Australia has the chance to reset its reputation in the eyes of 10 influential Indian school principals who will travel here this month for meetings with the higher education sector.
Sponsored by Austrade, the visit is part of ongoing efforts to mend bridges after last year’s student attacks, which have contributed to a worrisome downturn in tertiary enrolments and commencements from India.
Austrade national education manager Quentin Stevenson–Perks blamed erroneous and sensationalised media reports within India for the damage. He said the visit would allow opinion leaders to observe the safety and quality of Australian campuses for themselves.
“The story that’s reported in Australia is not often the story that’s reported overseas,” Stevenson–Perks said.
“If we can dispel some of the misconceptions and misreporting that are influencing some of our key markets overseas, then this is a valuable step forward.”
The 12-day visit is the brainchild of the Sonya International Education Centre (SIEC), a higher education agency that has long represented Australia in India.
The principals, who come from schools across the subcontinent, will meet with TAFE directors and university representatives from La Trobe, Swinburne, the University of Western Sydney and University of Technology, Sydney, among others.
Universities Australia and the safe community unit of the Victorian police also will hold talks with the delegation.
“Upon their return, the principals will be able to share their first-hand experience with their students and fellow teachers and, with support from SIEC, can encourage them to take up further education in Australia,” managing director Sonya Singh said in a statement.
Stevenson–Perks said Indian school principals played a critical role in healing Australia’s reputation within that country, because they were “seen as leaders in their communities, and their views and comments are taken very strongly by parents and the students themselves”.
Student violence and subsequent protests last May in Melbourne and Sydney are widely blamed for a 15 per cent drop in Indian student enrolments and a 16 per cent drop in commencements measured this July compared to July 2009.
About 26,000 fewer Indian students were granted visas to study here in 2009-10 than the previous year, representing a 52 per cent downturn.
The slump has caused anxiety within the sector, which relies on India as its second largest source of international students after China.
Those fears were likely discussed during high-level ministerial talks last August between India’s external affairs minister SM Krishna, and then-education minister Julia Gillard, who promised such talks would continue annually. Higher education was the subject again in April, when Gillard met with the Indian minister for human resources, Kapil Sibal, on his visit to Australia.
There’s no doubt misconceptions of Australia as a dangerous and hostile environment for Indian students are contributing to the decline in student numbers.
However, Professor Lesleyanne Hawthorne, associate dean international with the University of Melbourne, said other factors were to blame, too, including a strong Australian dollar and especially changes to Australia’s skilled migration rules.
Research shows the skilled migration pathway into Australia has been popular with Indian students for a long time. And they perform exceptionally well, with more than 90 per cent who enter as skilled migrants achieving employment here.

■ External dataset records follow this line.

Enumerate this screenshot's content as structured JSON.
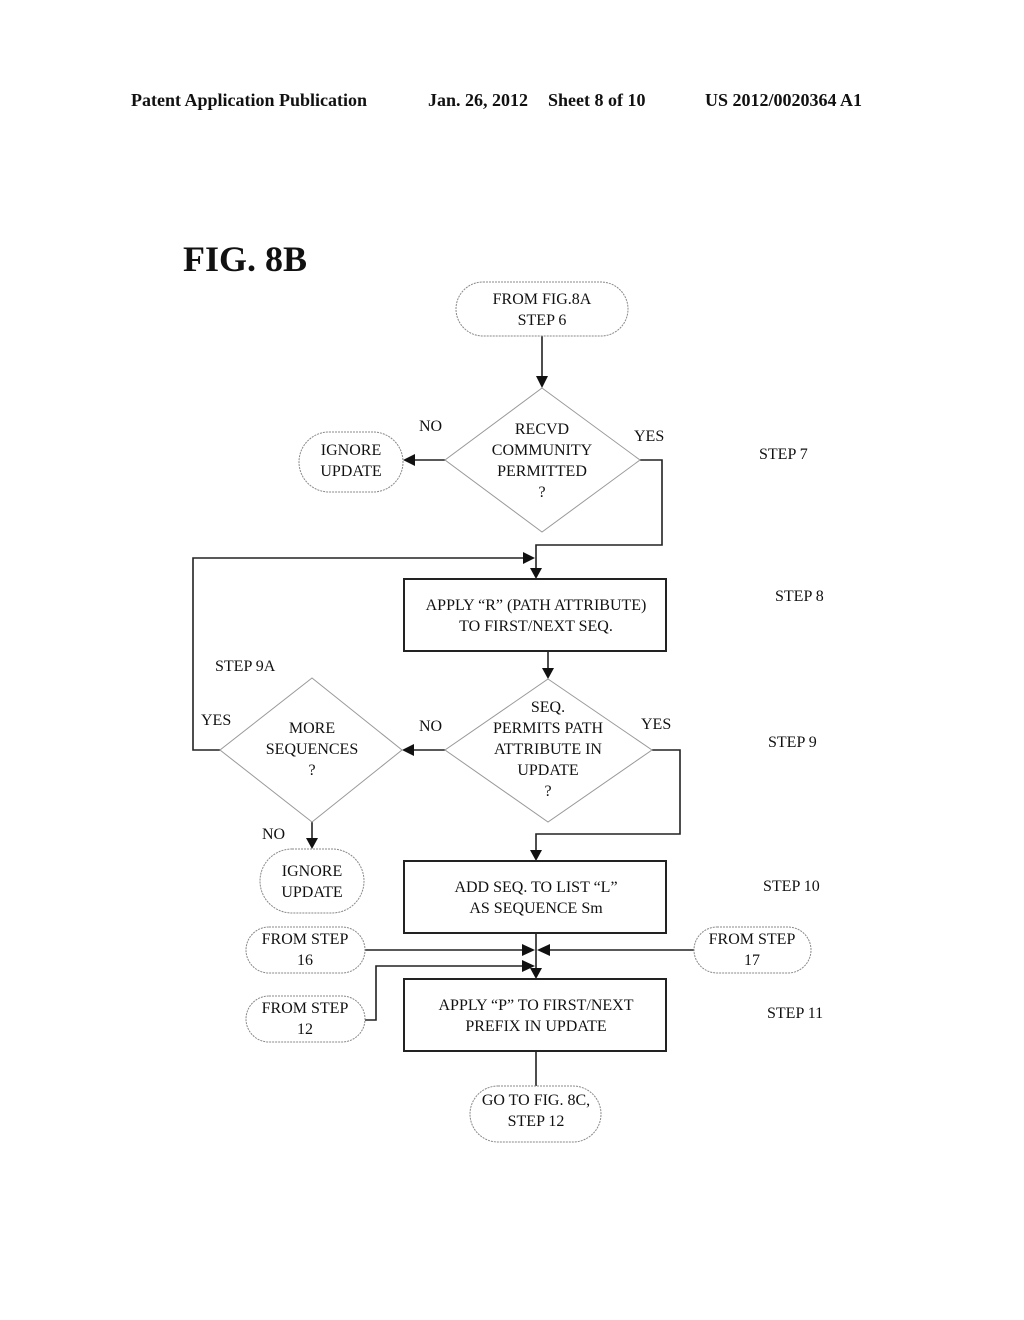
{
  "header": {
    "publication": "Patent Application Publication",
    "date": "Jan. 26, 2012",
    "sheet": "Sheet 8 of 10",
    "number": "US 2012/0020364 A1"
  },
  "figure_label": "FIG. 8B",
  "nodes": {
    "start": [
      "FROM FIG.8A",
      "STEP 6"
    ],
    "decision_community": [
      "RECVD",
      "COMMUNITY",
      "PERMITTED",
      "?"
    ],
    "ignore_update_1": [
      "IGNORE",
      "UPDATE"
    ],
    "apply_r": [
      "APPLY “R” (PATH ATTRIBUTE)",
      "TO FIRST/NEXT SEQ."
    ],
    "decision_seq": [
      "SEQ.",
      "PERMITS PATH",
      "ATTRIBUTE IN",
      "UPDATE",
      "?"
    ],
    "decision_more": [
      "MORE",
      "SEQUENCES",
      "?"
    ],
    "ignore_update_2": [
      "IGNORE",
      "UPDATE"
    ],
    "add_seq": [
      "ADD SEQ. TO LIST “L”",
      "AS SEQUENCE Sm"
    ],
    "from_step_16": [
      "FROM STEP",
      "16"
    ],
    "from_step_17": [
      "FROM STEP",
      "17"
    ],
    "from_step_12": [
      "FROM STEP",
      "12"
    ],
    "apply_p": [
      "APPLY “P” TO FIRST/NEXT",
      "PREFIX IN UPDATE"
    ],
    "goto_8c": [
      "GO TO FIG. 8C,",
      "STEP 12"
    ]
  },
  "edge_labels": {
    "community_no": "NO",
    "community_yes": "YES",
    "seq_no": "NO",
    "seq_yes": "YES",
    "more_yes": "YES",
    "more_no": "NO"
  },
  "step_labels": {
    "step7": "STEP 7",
    "step8": "STEP 8",
    "step9a": "STEP 9A",
    "step9": "STEP 9",
    "step10": "STEP 10",
    "step11": "STEP 11"
  }
}
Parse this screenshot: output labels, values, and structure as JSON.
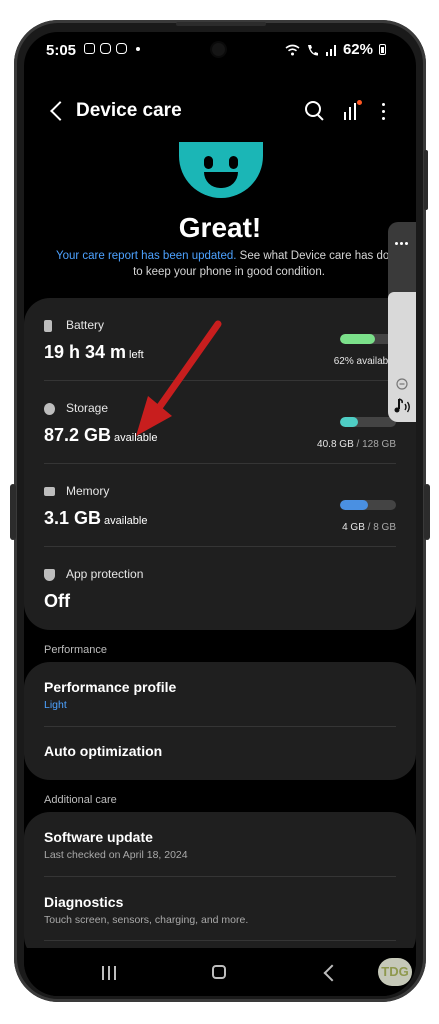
{
  "status_bar": {
    "time": "5:05",
    "battery_percent": "62%"
  },
  "app_bar": {
    "title": "Device care"
  },
  "hero": {
    "headline": "Great!",
    "link_text": "Your care report has been updated.",
    "description_line1": " See what Device care has done",
    "description_line2": "to keep your phone in good condition."
  },
  "status_card": {
    "battery": {
      "label": "Battery",
      "value": "19 h 34 m",
      "suffix": "left",
      "bar_fraction": 0.62,
      "caption": "62% available",
      "bar_color": "#7be08a"
    },
    "storage": {
      "label": "Storage",
      "value": "87.2 GB",
      "suffix": "available",
      "bar_fraction": 0.32,
      "used": "40.8 GB",
      "total": " / 128 GB",
      "bar_color": "#4ecdc4"
    },
    "memory": {
      "label": "Memory",
      "value": "3.1 GB",
      "suffix": "available",
      "bar_fraction": 0.5,
      "used": "4 GB",
      "total": " / 8 GB",
      "bar_color": "#4a90e2"
    },
    "app_protection": {
      "label": "App protection",
      "value": "Off"
    }
  },
  "performance": {
    "section_title": "Performance",
    "profile_title": "Performance profile",
    "profile_value": "Light",
    "auto_optimization": "Auto optimization"
  },
  "additional_care": {
    "section_title": "Additional care",
    "software_update_title": "Software update",
    "software_update_sub": "Last checked on April 18, 2024",
    "diagnostics_title": "Diagnostics",
    "diagnostics_sub": "Touch screen, sensors, charging, and more."
  },
  "watermark": "TDG"
}
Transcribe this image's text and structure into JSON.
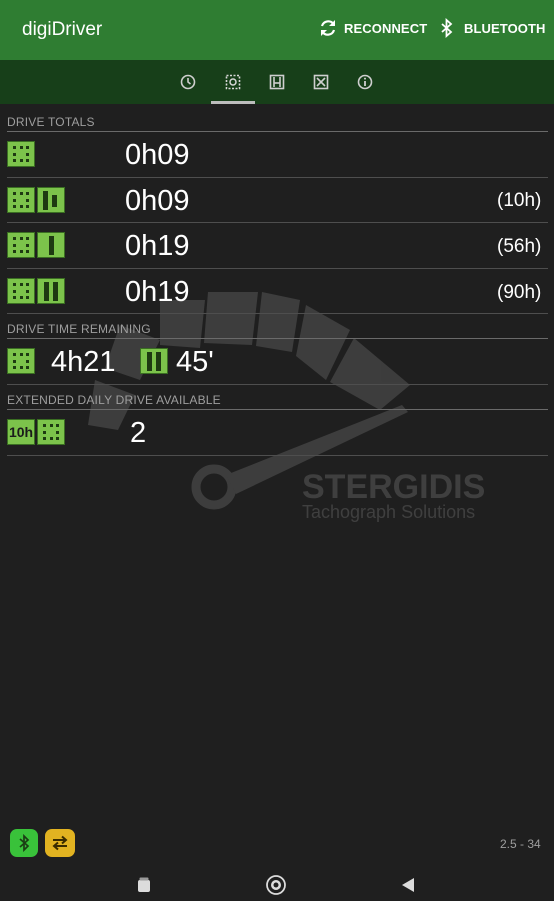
{
  "appbar": {
    "title": "digiDriver",
    "reconnect_label": "RECONNECT",
    "bluetooth_label": "BLUETOOTH",
    "color": "#2f7d32"
  },
  "tabs": [
    {
      "icon": "clock-icon",
      "selected": false
    },
    {
      "icon": "steering-icon",
      "selected": true
    },
    {
      "icon": "bed-icon",
      "selected": false
    },
    {
      "icon": "crossed-hammers-icon",
      "selected": false
    },
    {
      "icon": "info-icon",
      "selected": false
    }
  ],
  "drive_totals": {
    "header": "DRIVE TOTALS",
    "rows": [
      {
        "value": "0h09",
        "extra": ""
      },
      {
        "value": "0h09",
        "extra": "(10h)"
      },
      {
        "value": "0h19",
        "extra": "(56h)"
      },
      {
        "value": "0h19",
        "extra": "(90h)"
      }
    ]
  },
  "drive_time_remaining": {
    "header": "DRIVE TIME REMAINING",
    "drive_value": "4h21",
    "break_value": "45'"
  },
  "extended_daily_drive": {
    "header": "EXTENDED DAILY DRIVE AVAILABLE",
    "badge_label": "10h",
    "value": "2"
  },
  "watermark": {
    "brand": "STERGIDIS",
    "tagline": "Tachograph Solutions"
  },
  "footer": {
    "version": "2.5 - 34"
  },
  "colors": {
    "badge_green": "#7cc34b",
    "bluetooth_button": "#39c23a",
    "switch_button": "#e2b321"
  }
}
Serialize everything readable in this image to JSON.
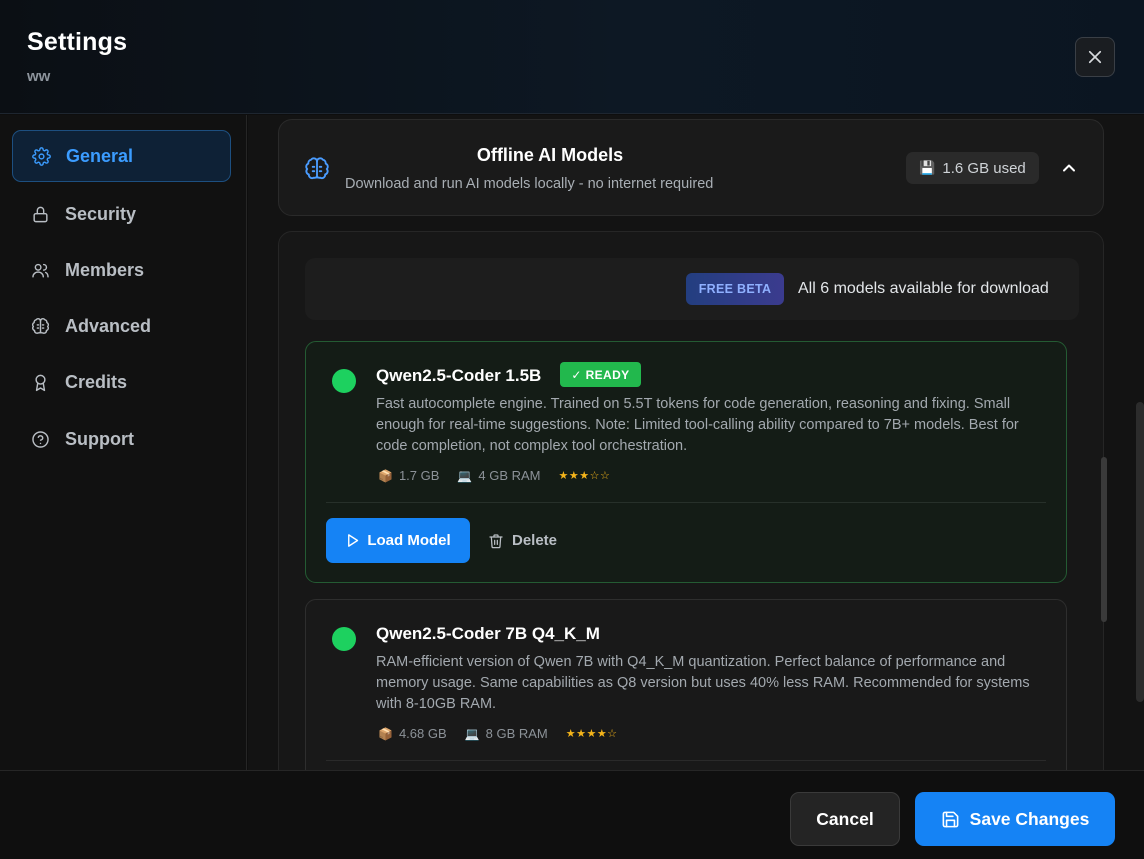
{
  "header": {
    "title": "Settings",
    "subtitle": "ww"
  },
  "sidebar": {
    "items": [
      {
        "label": "General",
        "icon": "gear-icon",
        "active": true
      },
      {
        "label": "Security",
        "icon": "lock-icon",
        "active": false
      },
      {
        "label": "Members",
        "icon": "users-icon",
        "active": false
      },
      {
        "label": "Advanced",
        "icon": "brain-icon",
        "active": false
      },
      {
        "label": "Credits",
        "icon": "award-icon",
        "active": false
      },
      {
        "label": "Support",
        "icon": "help-circle-icon",
        "active": false
      }
    ]
  },
  "section": {
    "title": "Offline AI Models",
    "description": "Download and run AI models locally - no internet required",
    "usage": "1.6 GB used",
    "icon": "brain-icon"
  },
  "info_bar": {
    "badge": "FREE BETA",
    "text": "All 6 models available for download"
  },
  "models": [
    {
      "name": "Qwen2.5-Coder 1.5B",
      "status_badge": "✓ READY",
      "description": "Fast autocomplete engine. Trained on 5.5T tokens for code generation, reasoning and fixing. Small enough for real-time suggestions. Note: Limited tool-calling ability compared to 7B+ models. Best for code completion, not complex tool orchestration.",
      "size": "1.7 GB",
      "ram": "4 GB RAM",
      "stars": "★★★☆☆",
      "rating": 3,
      "load_label": "Load Model",
      "delete_label": "Delete"
    },
    {
      "name": "Qwen2.5-Coder 7B Q4_K_M",
      "description": "RAM-efficient version of Qwen 7B with Q4_K_M quantization. Perfect balance of performance and memory usage. Same capabilities as Q8 version but uses 40% less RAM. Recommended for systems with 8-10GB RAM.",
      "size": "4.68 GB",
      "ram": "8 GB RAM",
      "stars": "★★★★☆",
      "rating": 4
    }
  ],
  "footer": {
    "cancel_label": "Cancel",
    "save_label": "Save Changes"
  },
  "colors": {
    "accent": "#1583f5",
    "ready": "#22b84d",
    "status_dot": "#1dd15f",
    "star": "#f4b41a"
  }
}
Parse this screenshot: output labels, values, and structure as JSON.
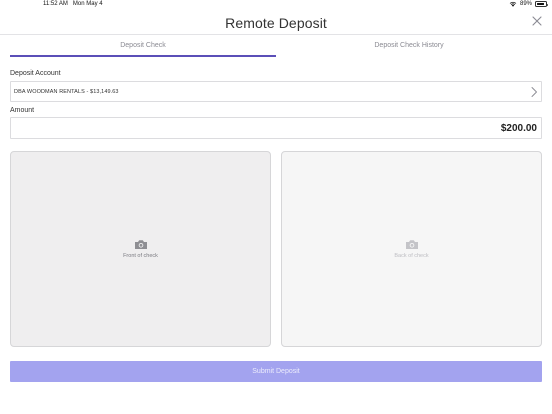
{
  "status_bar": {
    "time": "11:52 AM",
    "date": "Mon May 4",
    "battery": "89%",
    "battery_level": 0.89,
    "icons": [
      "wifi-icon",
      "battery-icon"
    ]
  },
  "header": {
    "title": "Remote Deposit",
    "close_icon": "close-icon"
  },
  "tabs": [
    {
      "label": "Deposit Check",
      "active": true
    },
    {
      "label": "Deposit Check History",
      "active": false
    }
  ],
  "form": {
    "account_label": "Deposit Account",
    "account_value": "DBA WOODMAN RENTALS - $13,149.63",
    "amount_label": "Amount",
    "amount_value": "$200.00"
  },
  "checks": {
    "front_label": "Front of check",
    "back_label": "Back of check",
    "icon": "camera-icon"
  },
  "submit_label": "Submit Deposit",
  "colors": {
    "accent": "#5b4fb8",
    "submit_bg": "#a3a3ef",
    "card_front_bg": "#efeeef",
    "card_back_bg": "#f6f6f6"
  }
}
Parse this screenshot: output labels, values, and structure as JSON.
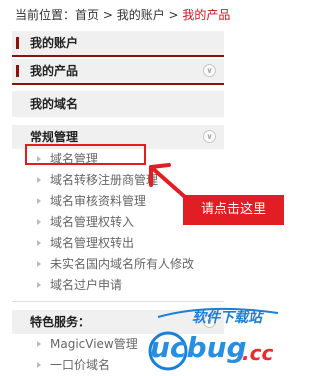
{
  "breadcrumb": {
    "prefix": "当前位置：",
    "home": "首页",
    "sep1": " > ",
    "account": "我的账户",
    "sep2": " > ",
    "current": "我的产品"
  },
  "menu": {
    "my_account": "我的账户",
    "my_products": "我的产品",
    "my_domains": "我的域名",
    "regular_mgmt": "常规管理",
    "regular_items": [
      "域名管理",
      "域名转移注册商管理",
      "域名审核资料管理",
      "域名管理权转入",
      "域名管理权转出",
      "未实名国内域名所有人修改",
      "域名过户申请"
    ],
    "features": "特色服务：",
    "feature_items": [
      "MagicView管理",
      "一口价域名"
    ]
  },
  "annotation": {
    "callout": "请点击这里"
  },
  "watermark": {
    "logo": "ucbug",
    "suffix": ".cc",
    "site": "软件下载站"
  }
}
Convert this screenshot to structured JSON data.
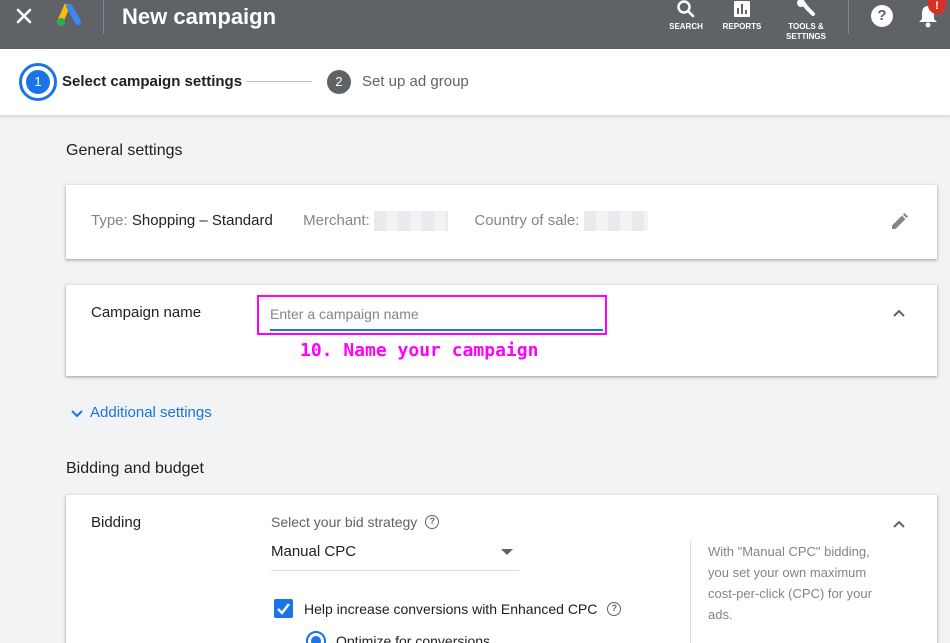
{
  "header": {
    "title": "New campaign",
    "tools": [
      {
        "label": "SEARCH",
        "icon": "search-icon"
      },
      {
        "label": "REPORTS",
        "icon": "reports-icon"
      },
      {
        "label_line1": "TOOLS &",
        "label_line2": "SETTINGS",
        "icon": "wrench-icon"
      }
    ],
    "help_glyph": "?",
    "notification_badge": "!"
  },
  "stepper": {
    "steps": [
      {
        "number": "1",
        "label": "Select campaign settings",
        "state": "active"
      },
      {
        "number": "2",
        "label": "Set up ad group",
        "state": "upcoming"
      }
    ]
  },
  "general_settings": {
    "heading": "General settings",
    "type_label": "Type:",
    "type_value": "Shopping – Standard",
    "merchant_label": "Merchant:",
    "country_label": "Country of sale:"
  },
  "campaign_name": {
    "label": "Campaign name",
    "value": "",
    "placeholder": "Enter a campaign name",
    "annotation": "10. Name your campaign"
  },
  "additional_settings": {
    "label": "Additional settings"
  },
  "bidding_budget": {
    "heading": "Bidding and budget",
    "bidding_label": "Bidding",
    "strategy_label": "Select your bid strategy",
    "strategy_value": "Manual CPC",
    "help_text": "With \"Manual CPC\" bidding, you set your own maximum cost-per-click (CPC) for your ads.",
    "ecpc_label": "Help increase conversions with Enhanced CPC",
    "ecpc_checked": true,
    "option_label": "Optimize for conversions"
  },
  "colors": {
    "topbar": "#5f6368",
    "accent": "#1a73e8",
    "annotation": "#ff00ff",
    "alert": "#d93025"
  }
}
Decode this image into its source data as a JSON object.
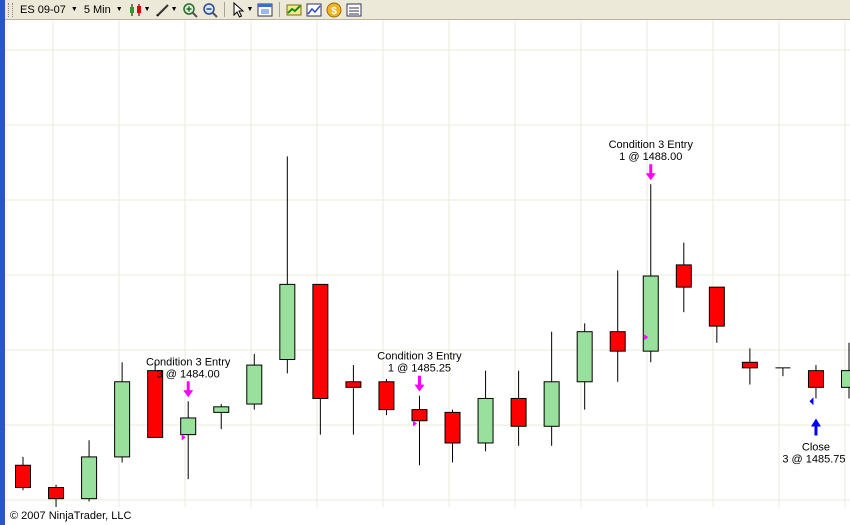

But Hawthorne said the new laws meant most skilled migrants now required employer sponsorship, placing Indian students under deeper scrutiny in terms of their grades and English language skills.
She said all factors combined, Australia’s international student market would continue to see a decline from India for the next two years. It was not yet clear whether universities or the VET sector would be hardest hit.
However, she said Australia remained a “very good deal” for international students compared to the UK and the US, both of which were shrinking student pathways to migration. She forecast Indian student numbers would bounce back here.
“They will learn the new rules, they will see the options still exist … and after the kind of shake out that’s certain to occur in the next couple of years, my prediction would be that many of them will reposition again with a pathway that will lead to migration,” said Hawthorne.
Likewise, Australia’s negative publicity in India – which had unfairly smeared the nation’s entire tertiary education system – would correct itself through incremental steps, such as the upcoming visit by the school principals’ delegation, she said.
“These kinds of problems do not get corrected overnight,” said Hawthorne.
“I understand people in India have been really very afraid for the personal safety of their family members or friends located in Australia.
“Even if there is assurance given that the risk of danger is extremely slight, and by some reports is actually lower than will be experienced by a variety of other people, it takes time and a margin of safety before people really believe what they’re told.”